I hate this man. And by God, I will get him back for this. And you know what? My vengeance will not be limited to April Fool's Day. Oh, no. Revenge of this caliber can (and will) strike at any time, when he will least expect it. It will be mine. Oh, yes, it will be mine.

No April Fool's.

So, what with the war and the crappy economy and everything else, I really wasn't feeling up to doing anything festive for April Fool's. That's not to say that some people aren't up to their usual tricks.

What I have been doing is a lot of cleaning and a lot of bookkeeping. I'm still occasionally barking out loud curses at QuickBooks -- like when attempting to import my logo into their templates for invoices and the like crashed the app -- and am still heavily considering their money-back policy. We'll see. I like its basic premise, but I am utterly unconvinced as to their implementation.

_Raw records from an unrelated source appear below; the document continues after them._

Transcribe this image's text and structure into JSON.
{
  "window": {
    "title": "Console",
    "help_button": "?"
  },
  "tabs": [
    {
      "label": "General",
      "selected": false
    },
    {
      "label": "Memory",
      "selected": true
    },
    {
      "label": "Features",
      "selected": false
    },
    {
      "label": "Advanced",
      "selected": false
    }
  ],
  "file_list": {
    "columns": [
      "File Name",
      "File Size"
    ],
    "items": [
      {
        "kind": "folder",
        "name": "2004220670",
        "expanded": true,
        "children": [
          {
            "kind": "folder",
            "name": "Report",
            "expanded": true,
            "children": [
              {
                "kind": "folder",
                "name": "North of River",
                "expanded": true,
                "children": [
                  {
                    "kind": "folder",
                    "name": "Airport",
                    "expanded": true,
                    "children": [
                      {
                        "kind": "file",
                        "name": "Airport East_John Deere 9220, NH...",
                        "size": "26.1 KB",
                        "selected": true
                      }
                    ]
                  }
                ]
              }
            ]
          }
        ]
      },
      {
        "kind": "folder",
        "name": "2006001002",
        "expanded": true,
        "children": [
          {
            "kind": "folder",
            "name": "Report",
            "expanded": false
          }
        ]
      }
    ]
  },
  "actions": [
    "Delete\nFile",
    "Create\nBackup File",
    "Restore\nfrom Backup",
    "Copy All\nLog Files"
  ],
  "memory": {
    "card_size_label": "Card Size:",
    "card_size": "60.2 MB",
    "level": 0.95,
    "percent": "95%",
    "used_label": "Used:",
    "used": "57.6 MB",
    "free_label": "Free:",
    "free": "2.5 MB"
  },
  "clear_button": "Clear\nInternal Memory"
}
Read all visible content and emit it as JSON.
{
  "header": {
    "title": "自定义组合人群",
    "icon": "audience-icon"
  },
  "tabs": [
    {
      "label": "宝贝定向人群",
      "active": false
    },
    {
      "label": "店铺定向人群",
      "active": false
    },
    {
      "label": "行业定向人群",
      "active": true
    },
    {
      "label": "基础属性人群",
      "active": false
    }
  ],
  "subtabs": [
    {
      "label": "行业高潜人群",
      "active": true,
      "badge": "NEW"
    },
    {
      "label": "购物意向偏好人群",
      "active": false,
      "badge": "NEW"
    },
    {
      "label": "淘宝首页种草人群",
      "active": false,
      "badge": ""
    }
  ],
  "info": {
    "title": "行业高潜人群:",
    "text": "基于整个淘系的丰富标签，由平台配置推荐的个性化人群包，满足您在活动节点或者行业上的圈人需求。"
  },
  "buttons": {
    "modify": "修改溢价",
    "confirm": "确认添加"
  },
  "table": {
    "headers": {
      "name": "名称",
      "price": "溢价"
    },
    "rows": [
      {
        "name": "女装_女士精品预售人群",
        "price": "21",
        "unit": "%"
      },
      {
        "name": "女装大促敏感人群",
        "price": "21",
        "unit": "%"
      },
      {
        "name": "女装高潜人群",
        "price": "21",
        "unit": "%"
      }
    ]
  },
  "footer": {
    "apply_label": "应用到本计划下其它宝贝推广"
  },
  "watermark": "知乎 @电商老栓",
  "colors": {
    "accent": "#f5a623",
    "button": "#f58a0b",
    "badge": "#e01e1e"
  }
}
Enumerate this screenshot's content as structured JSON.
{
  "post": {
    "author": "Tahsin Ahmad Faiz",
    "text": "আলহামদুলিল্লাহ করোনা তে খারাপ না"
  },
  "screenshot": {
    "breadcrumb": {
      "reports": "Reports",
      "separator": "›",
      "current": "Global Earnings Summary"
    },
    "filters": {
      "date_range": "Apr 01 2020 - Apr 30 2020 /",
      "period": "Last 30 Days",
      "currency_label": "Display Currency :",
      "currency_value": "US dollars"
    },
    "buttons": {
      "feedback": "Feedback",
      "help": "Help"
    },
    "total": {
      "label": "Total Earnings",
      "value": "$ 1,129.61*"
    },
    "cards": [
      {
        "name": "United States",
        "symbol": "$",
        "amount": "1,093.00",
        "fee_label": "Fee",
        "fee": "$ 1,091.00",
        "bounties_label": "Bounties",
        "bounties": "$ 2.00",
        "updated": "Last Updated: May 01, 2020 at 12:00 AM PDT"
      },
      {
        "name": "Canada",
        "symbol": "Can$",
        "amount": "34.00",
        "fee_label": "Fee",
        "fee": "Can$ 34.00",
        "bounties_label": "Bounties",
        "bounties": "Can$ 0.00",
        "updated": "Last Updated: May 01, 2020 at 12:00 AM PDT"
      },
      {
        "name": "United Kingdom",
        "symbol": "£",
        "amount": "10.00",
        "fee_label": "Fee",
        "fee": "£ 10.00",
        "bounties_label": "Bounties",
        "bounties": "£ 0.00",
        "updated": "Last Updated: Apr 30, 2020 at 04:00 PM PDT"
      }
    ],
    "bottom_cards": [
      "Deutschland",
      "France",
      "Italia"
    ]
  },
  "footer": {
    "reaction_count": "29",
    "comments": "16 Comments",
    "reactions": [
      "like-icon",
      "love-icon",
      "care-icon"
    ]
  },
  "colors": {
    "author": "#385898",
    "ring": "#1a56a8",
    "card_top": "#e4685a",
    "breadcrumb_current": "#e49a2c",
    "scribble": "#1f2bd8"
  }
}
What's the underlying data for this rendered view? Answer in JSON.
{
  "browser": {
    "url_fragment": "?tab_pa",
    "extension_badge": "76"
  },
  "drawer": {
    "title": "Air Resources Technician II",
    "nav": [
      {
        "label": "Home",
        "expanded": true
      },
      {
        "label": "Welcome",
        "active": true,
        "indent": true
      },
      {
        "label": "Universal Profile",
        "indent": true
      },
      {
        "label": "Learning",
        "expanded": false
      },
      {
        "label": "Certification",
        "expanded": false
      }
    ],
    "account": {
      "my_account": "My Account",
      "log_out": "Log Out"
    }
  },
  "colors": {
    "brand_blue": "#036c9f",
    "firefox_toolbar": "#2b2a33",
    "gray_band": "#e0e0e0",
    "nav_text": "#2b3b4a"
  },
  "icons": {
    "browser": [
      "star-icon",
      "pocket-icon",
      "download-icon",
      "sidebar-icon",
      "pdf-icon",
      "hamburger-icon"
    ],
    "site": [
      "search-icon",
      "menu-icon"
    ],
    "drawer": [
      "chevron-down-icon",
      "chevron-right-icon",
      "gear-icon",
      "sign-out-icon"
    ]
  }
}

I also have friends here -- the lovely Laura Thomas and her boyfriend Benjamin are staying with us for a couple of days. Lots of anime watching. Miyazaki is a genius. Also lots of trying to stay warm. Snow in almost-April is evil. Maybe that's the big April Fool's joke this year. Or maybe it's Saddam and Osama bin Laden on their supersecret moon base wielding those pesky weather weapons again. Cursed terrorists!